The network-based organizational structure sees organizations making heavy use of outsourcing and IT services to achieve their goals. Network-based organizations also tend to use volunteer labor in an effort to keep costs down and make the organization as streamlined as possible. Using a network-based structure for your business can help you to create an agile and flexible company that is able to respond well to changes in the economy or marketplace.
The goal of the network-based organizational structure is to maintain a small and efficient company that has good relationships with a wide range of suppliers and service providers, rather than a huge corporation that owns and runs every aspect of its production and distribution. For example, a clothing company using the networking structure might only consist of office and sales staff, with the actual manufacture and shipping of its products outsourced to specialist third-party companies.
Outsourcing is usually cheaper than establishing a whole new business unit, as it does not entail any of the initial startup costs that, say, building a factory of your own would. Potential outsourcing partners will usually be in competition with other companies for your business, helping to drive costs down. Network-based organizations tend to make heavy use of free or inexpensive IT communication systems such as email and instant messaging. In addition, use of volunteer labor helps to reduce wage bills.
A network-based structure allows organizations to be flexible, maintaining the ability to change their products and company direction quickly if necessary. For example, a clothing company that ran its own production would need to either modify its existing factories or build new ones if it wanted to branch out into, say, jewelry. With a network-based structure, the company would be able to quickly outsource jewelry production to an existing jewelry manufacturing firm, allowing it to get its product on the shelves far quickly than would otherwise be the case.
Using external services and suppliers allows network-based organizations to draw on the expertise in their fields that those suppliers already have.

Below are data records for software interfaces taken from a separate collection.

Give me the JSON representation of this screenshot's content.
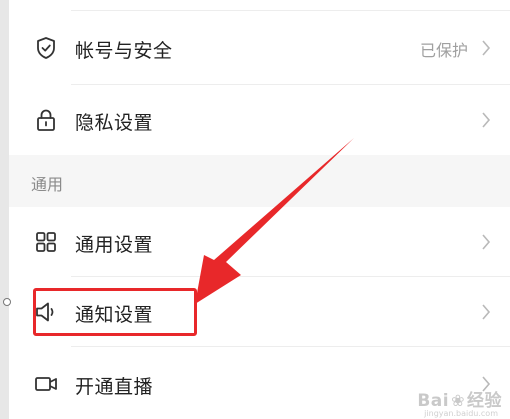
{
  "settings": {
    "items": [
      {
        "label": "帐号与安全",
        "value": "已保护",
        "icon": "shield-check-icon"
      },
      {
        "label": "隐私设置",
        "value": "",
        "icon": "lock-icon"
      }
    ],
    "section_title": "通用",
    "general_items": [
      {
        "label": "通用设置",
        "icon": "grid-icon"
      },
      {
        "label": "通知设置",
        "icon": "speaker-icon"
      },
      {
        "label": "开通直播",
        "icon": "video-camera-icon"
      }
    ]
  },
  "annotation": {
    "highlight_color": "#e8282a",
    "arrow_color": "#e8282a"
  },
  "watermark": {
    "logo_text": "Bai",
    "logo_text2": "经验",
    "url": "jingyan.baidu.com"
  }
}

For example, an established logistics company will likely already know how to ship large quantities of goods in a timely and efficient manner. By contrast, setting up a new logistics department in an existing company would require people with the right expertise to be either trained or hired, a process which would consume both time and money that could be spent elsewhere.